Richard Smalley will be a witness at the Energy and Natural Resources Committee oversight hearing on the sustainable low-emission generation of electricity today (Wednesday 28th April) in Washington DC. Readers who have been lucky enough to see Professor Smalleys talks on the need to bridge the terawatt energy gap, will understand how most of the issues involved with supplying renewable energy are materials, and therefore nanotechnology related.
The timing of the hearing, coming a day after Federal Reserve chairman Alan Greenspan warned that the “dramatic" rise of oil and gas futures was "an economic event that can significantly affect the long-term path of the US economy", could hardly have been more significant.
Renewable energy brings together two of the hottest current investment segments, nanotechnology and clean tech.
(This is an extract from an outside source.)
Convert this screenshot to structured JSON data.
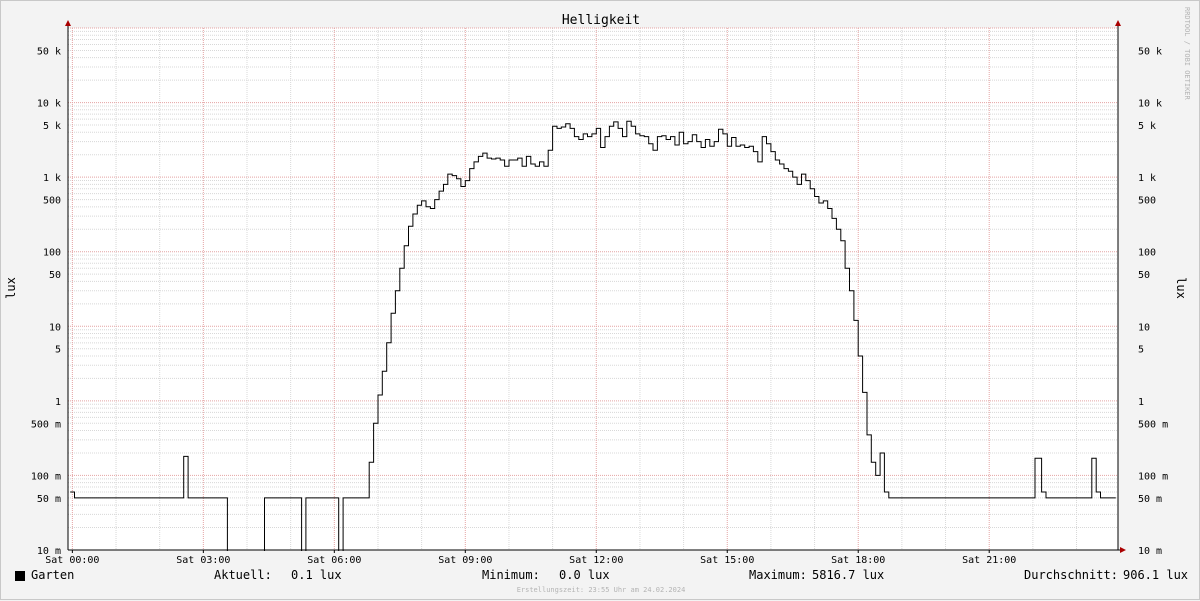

While pundits have long been predicting that nanotechnology will attract a billion dollars a year in VC funding, clean tech has been attracting that for the past two years.
It really brings home a fundamental point about investing in nanotechnology. No one invests solely in a technology; they look at its applications. Nanosolar, Nanosys, Konarka and a host of other companies are all powering ahead making flexible solar cells comparable in price and efficiency to silicon ones.
We’ll stick our necks out and predict that if the Nanosys IPO goes smoothly, one of the next wave will be a clean (nano)tech company.